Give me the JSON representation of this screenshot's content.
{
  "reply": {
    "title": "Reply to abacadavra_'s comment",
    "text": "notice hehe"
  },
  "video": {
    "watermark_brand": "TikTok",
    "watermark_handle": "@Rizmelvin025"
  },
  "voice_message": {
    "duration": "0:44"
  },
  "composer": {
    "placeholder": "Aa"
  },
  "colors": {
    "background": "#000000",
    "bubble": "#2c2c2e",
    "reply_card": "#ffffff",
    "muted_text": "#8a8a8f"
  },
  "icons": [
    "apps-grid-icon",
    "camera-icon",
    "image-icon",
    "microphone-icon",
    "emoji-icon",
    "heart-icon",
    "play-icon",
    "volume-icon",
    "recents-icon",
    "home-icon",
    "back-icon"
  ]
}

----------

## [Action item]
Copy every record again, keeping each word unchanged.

## [Response to this task]
Give me the JSON representation of this screenshot's content.
{
  "reply": {
    "title": "Reply to abacadavra_'s comment",
    "text": "notice hehe"
  },
  "video": {
    "watermark_brand": "TikTok",
    "watermark_handle": "@Rizmelvin025"
  },
  "voice_message": {
    "duration": "0:44"
  },
  "composer": {
    "placeholder": "Aa"
  },
  "colors": {
    "background": "#000000",
    "bubble": "#2c2c2e",
    "reply_card": "#ffffff",
    "muted_text": "#8a8a8f"
  },
  "icons": [
    "apps-grid-icon",
    "camera-icon",
    "image-icon",
    "microphone-icon",
    "emoji-icon",
    "heart-icon",
    "play-icon",
    "volume-icon",
    "recents-icon",
    "home-icon",
    "back-icon"
  ]
}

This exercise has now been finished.